In politics, a gaffe is defined as accidentally telling the truth. Obama made what I consider to be a jaw-dropping gaffe last night in his acceptance speech in Charlotte last night. He said, "Education... is the gateway to a middle-class life."
This is a true statement. The goal of education, as currently structured, is to be a gateway to a middle-class life. However, there are at least three problems that we as citizens should be rightfully concerned.
1. What if you are already middle-class? Education becomes a static holding pattern. What if you are upper-middle class? Education, then, will bring you down to average by design.
2. The success rate, even at this goal of transferring lower-class to middle-class, is pretty bad. Individual tales of success sound great, but the average is terrible. In part, this is because very few high schoolers aspire to middle class.
3. The middle-class is currently not doing that well. Specifically, many traditional middle-class jobs and career paths - the kind prepared for by most school programs - are going away. Which mean, for many people, education is the real bridge to nowhere. Middle class isn't even the path to middle class anymore.
I appreciate, if you are a national leader, there are two facts that are driving your investments.
First, poor kids who go to college are more likely to become productive members of society than poor kids who do not.
Second, the country needs more technological know-how. Obama said, and I agree, "No company should have to look for workers in China because they couldn't find any with the right skills here at home." We badly need (a relatively few) more engineers and scientists.
However, most families are neither extremely wealthy nor extremely poor, and most children won't be great scientists, nor are they in the top 5% of their class. It is to these great swaths of people - students and their families - that school feels like a disconnected activity, designed for someone else, and an experiment on auto-pilot. That is why there are over 2 million homeschoolers today, and that number is growing.

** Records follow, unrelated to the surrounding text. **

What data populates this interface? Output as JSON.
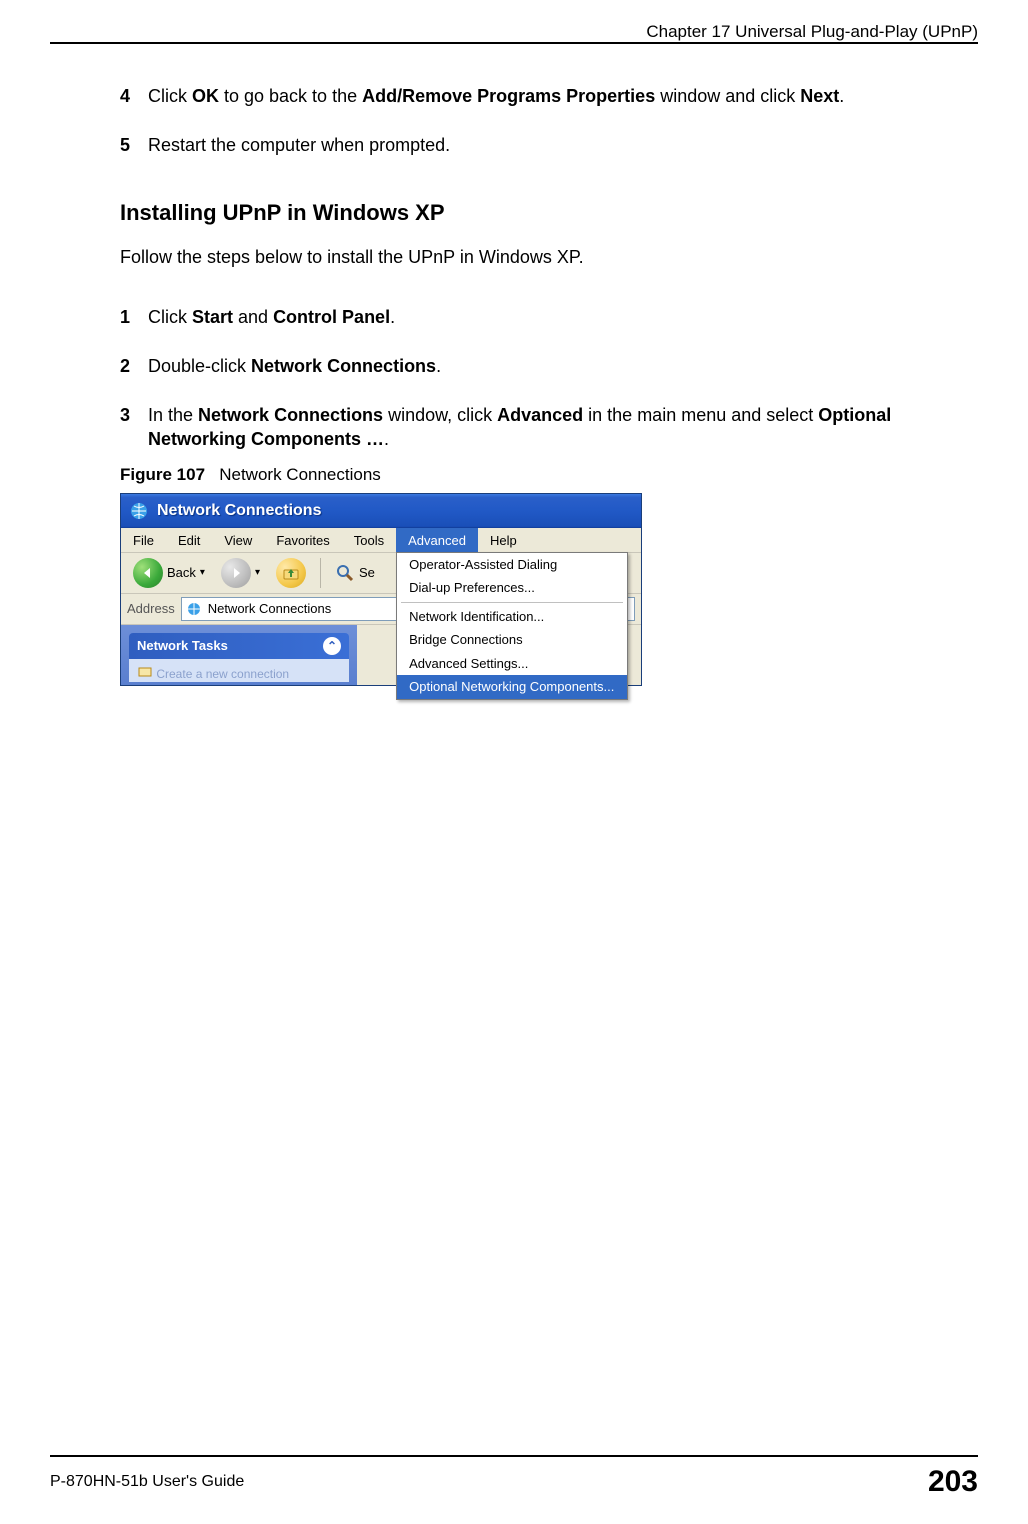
{
  "header": {
    "chapter": "Chapter 17 Universal Plug-and-Play (UPnP)"
  },
  "steps_prev": [
    {
      "num": "4",
      "pre": "Click ",
      "b1": "OK",
      "mid": " to go back to the ",
      "b2": "Add/Remove Programs Properties",
      "mid2": " window and click ",
      "b3": "Next",
      "post": "."
    },
    {
      "num": "5",
      "text": "Restart the computer when prompted."
    }
  ],
  "section": {
    "heading": "Installing UPnP in Windows XP",
    "intro": "Follow the steps below to install the UPnP in Windows XP."
  },
  "steps_xp": [
    {
      "num": "1",
      "pre": "Click ",
      "b1": "Start",
      "mid": " and ",
      "b2": "Control Panel",
      "post": "."
    },
    {
      "num": "2",
      "pre": "Double-click ",
      "b1": "Network Connections",
      "post": "."
    },
    {
      "num": "3",
      "pre": "In the ",
      "b1": "Network Connections",
      "mid": " window, click ",
      "b2": "Advanced",
      "mid2": " in the main menu and select ",
      "b3": "Optional Networking Components …",
      "post": "."
    }
  ],
  "figure": {
    "label": "Figure 107",
    "title": "Network Connections"
  },
  "xp": {
    "title": "Network Connections",
    "menu": [
      "File",
      "Edit",
      "View",
      "Favorites",
      "Tools",
      "Advanced",
      "Help"
    ],
    "menu_active_index": 5,
    "dropdown": {
      "group1": [
        "Operator-Assisted Dialing",
        "Dial-up Preferences..."
      ],
      "group2": [
        "Network Identification...",
        "Bridge Connections",
        "Advanced Settings...",
        "Optional Networking Components..."
      ],
      "highlight": "Optional Networking Components..."
    },
    "toolbar": {
      "back": "Back",
      "search_partial": "Se"
    },
    "addressbar": {
      "label": "Address",
      "value": "Network Connections"
    },
    "sidepanel": {
      "tasks_header": "Network Tasks",
      "task_item_partial": "Create a new connection"
    }
  },
  "footer": {
    "guide": "P-870HN-51b User's Guide",
    "page": "203"
  }
}
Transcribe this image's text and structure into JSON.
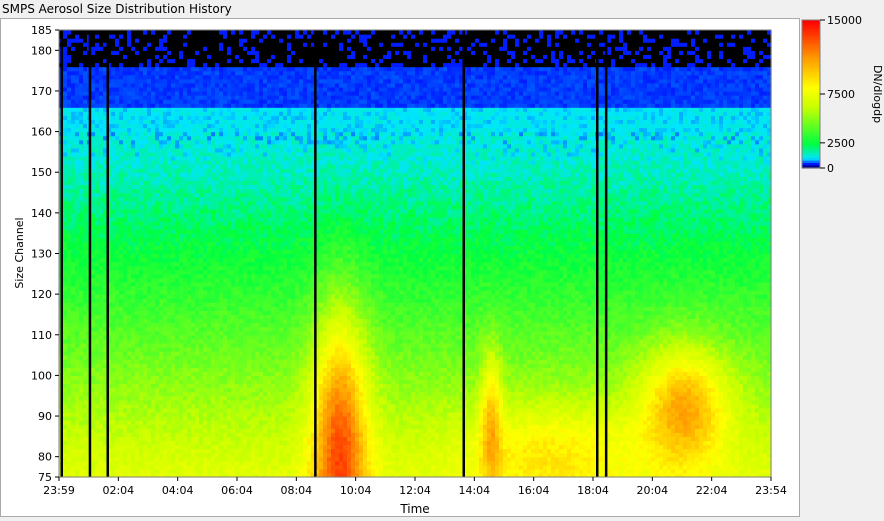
{
  "window": {
    "title": "SMPS Aerosol Size Distribution History"
  },
  "chart_data": {
    "type": "heatmap",
    "title": "",
    "xlabel": "Time",
    "ylabel": "Size Channel",
    "x_ticks": [
      "23:59",
      "02:04",
      "04:04",
      "06:04",
      "08:04",
      "10:04",
      "12:04",
      "14:04",
      "16:04",
      "18:04",
      "20:04",
      "22:04",
      "23:54"
    ],
    "y_ticks": [
      75,
      80,
      90,
      100,
      110,
      120,
      130,
      140,
      150,
      160,
      170,
      180,
      185
    ],
    "ylim": [
      75,
      185
    ],
    "colorbar": {
      "label": "DN/dlogdp",
      "ticks": [
        "15000",
        "7500",
        "2500",
        "0"
      ],
      "stops": [
        {
          "value": 0,
          "color": "#000000"
        },
        {
          "value": 0.03,
          "color": "#0000ff"
        },
        {
          "value": 0.07,
          "color": "#00e5ff"
        },
        {
          "value": 0.17,
          "color": "#00ff40"
        },
        {
          "value": 0.42,
          "color": "#c8ff00"
        },
        {
          "value": 0.55,
          "color": "#ffff00"
        },
        {
          "value": 0.75,
          "color": "#ff9a00"
        },
        {
          "value": 1.0,
          "color": "#ff0000"
        }
      ]
    },
    "missing_data_columns_hours": [
      0.05,
      1.0,
      1.6,
      8.6,
      13.6,
      18.1,
      18.4
    ],
    "pattern": "Concentration high at small channels (75-110), peaking near 09:00-10:00, 14:30 and 21:00; low counts (purple/black) above channel 165."
  }
}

The biggest issue is that no politician that I have heard has a vision for education that is inclusive of more than 30% of our population. On both sides of the aisle, useless metrics such as "percentage of students who go to college" are used as if they matter. (See In Education, Right and Wrong Questions).
In the absence of leadership on both sides, I would like to suggest three planks to my vision for education.
I. The goal of education is to help students find their gifts (where they are better than most), find their passions and mission (the challenges they most want to solve), and opportunities and ultimately careers to align the two. Education that is not individualistic is useless.
II. Education requires world-class media. This includes textbooks and tests, but also simulations, social media, and search engines. The quality of most education is hobbled by the quality of the media used. Electronic Arts and Columbia Pictures and Google can spend millions on high quality media. Why can't education?
III. There must never be "the one right way" of education. Monocultures, especially those shaped by the needs of less than 20%, expensively fail. Education must be a rich ecosystem, not a tightrope.
Obama spoke the truth last night. "Education... is the gateway to a middle-class life." But if that continues to be the primary goal, we will continue with our treadmill system that will let down more and more.